Keith Graber Miller is a professor of religion at Goshen College and he tells a story about the adoption of their daughter from China after he and his wife experienced secondary infertility after the birth of their son (I have changed the details slightly here from the spoken version of the sermon after checking in with Keith about the story).  When they were on the plane ride back to the US he got into a conversation with a Caucasian (American) woman on the plane who soon found out that this was their newly adopted daughter.  A Chinese woman sitting nearby was listening as well.  At one point in the conversation, both women spoke at exactly the same time.  The white woman said to Keith “you’re so lucky.”  The Chinese woman said of the girl, “She’s so lucky.”  Lucky, in this case, could be another work for blessed or fortunate.

We might not normally consider blessed or fortunate couples who struggle with infertility, or children whose biological parents, for whatever complex reasons, are unable to raise them, but there it is.  Blessed are they.

There an important shift in language that happens at the end of the Beatitudes, and carries forward into the rest of the Sermon on the Mount.  The first eight Beatitudes are stated in the third person.  “Blessed are the pure in heart, for they will see God: The peacemakers, for they will be called children of God.”  There is a nice bookened with the first and the last of these which both end the same way.  “Blessed are the poor in the spirit, for theirs is the kingdom of heaven….Blessed are those who are persecuted for the sake of justice, for theirs is the kingdom of heaven.”

But then there’s a shift to the second person.  “Blessed are you when people revile you and say all kinds of false things about you.”

You are the salt of the earth.”  At one place in John’s gospel, Jesus says, “I am the light of the world.”  Here, in Matthew’s gospel, he says, “You are the light of the world.”

In what kind of world do the meek inherit the land or are the merciful shown mercy.

What Jesus seems to be calling into being throughout the Sermon on the Mount, is a community of people, which makes these Beatitudes come true.  This counter-community that establishes new norms, ways of relating such that the broken in spirit are surrounded by the kingdom of heaven and the peacemakers are celebrated as children of God.
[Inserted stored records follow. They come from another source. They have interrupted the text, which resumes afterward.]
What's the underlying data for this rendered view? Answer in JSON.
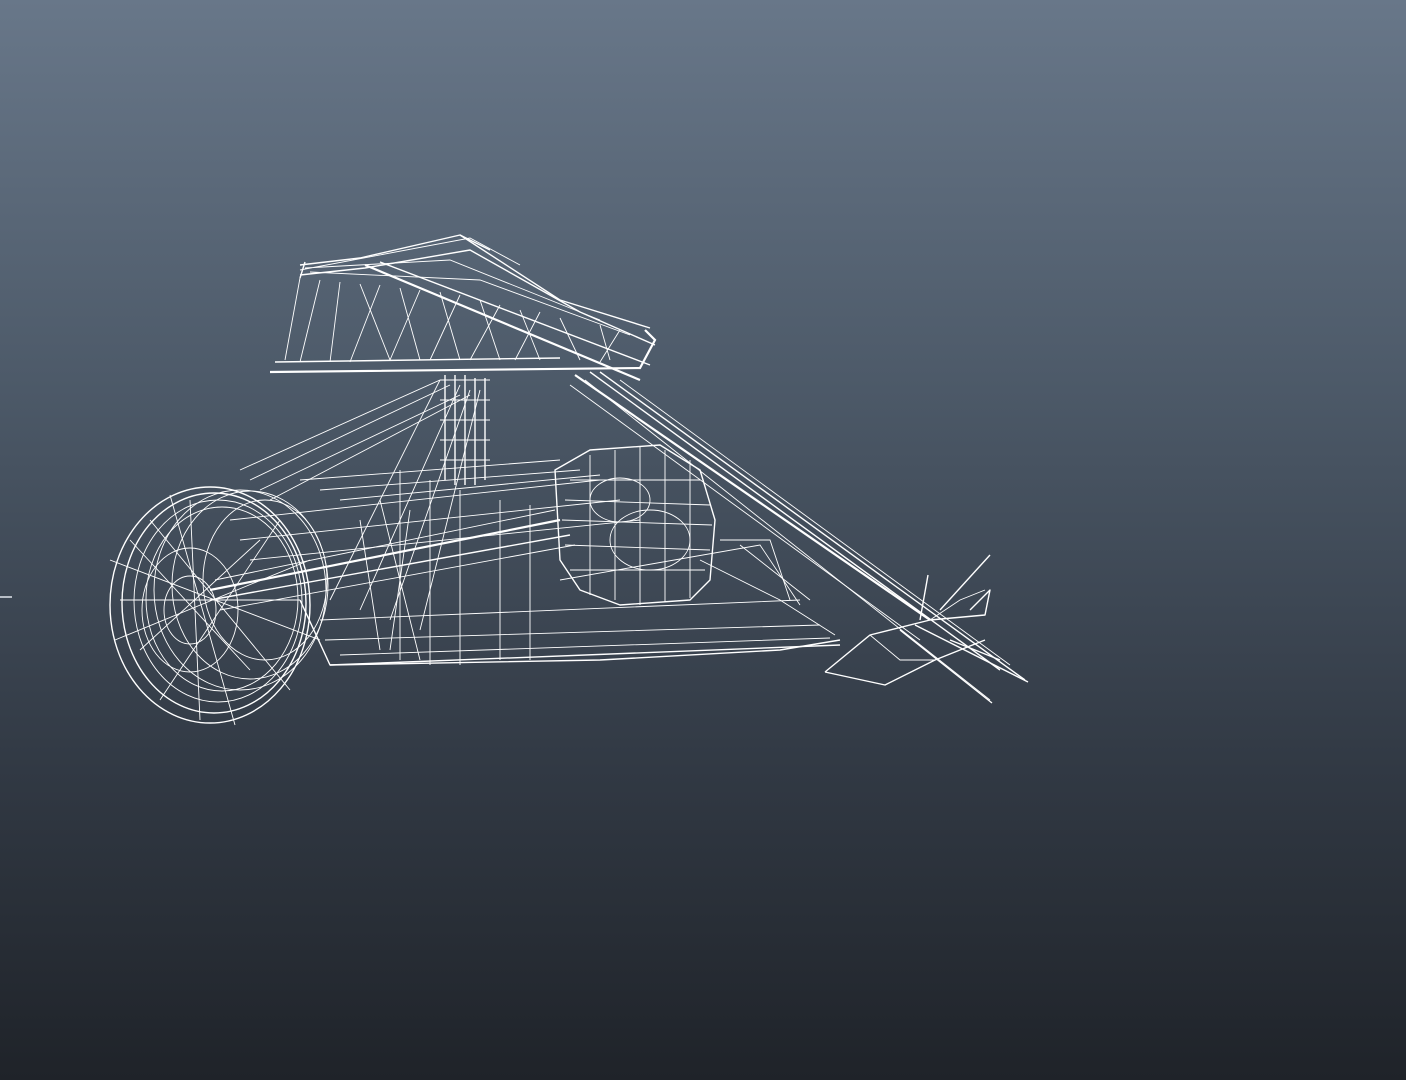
{
  "viewport": {
    "background_top": "#687789",
    "background_bottom": "#1f2329",
    "wire_color": "#ffffff",
    "render_mode": "wireframe"
  },
  "model": {
    "icon": "wireframe-chopper-motorcycle-icon"
  },
  "gizmo": {
    "icon": "axis-tick-icon",
    "color": "#b8bec6"
  }
}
We have just come through a week that included a number of tragic reversals.  A man who made all of us laugh died by suicide.  An unarmed black boy was shot to death by a man whose job description is to keep him safe.  And an area of the world in which our nation has invested billions, perhaps trillions of dollars in security spins further into violence.  We get a taste for how indefinite and conditional are the so called blessings we sometimes believe in.

Blessed are the famous and the celebrities – except that they struggle with mental health and addictions just like the rest.

Blessed are the young and youthful who have their whole life ahead of them – except if you’re a black male in this country where there is a higher chance that the life ahead of you will include prison rather than college, if you don’t get shot first. (Citation HERE)

Blessed are the lands overflowing with natural resources, unless you’re in a strategic geographical location and there are others who want those resources.

The Beatitudes of Jesus are not intended to reinforce our notions of blessing and goodness, but destabilize us into asking what the fortunate and blessed life might be.  We are a part of that community that Jesus has called into being, which tries out these Beatitudes and learns new ones as we go.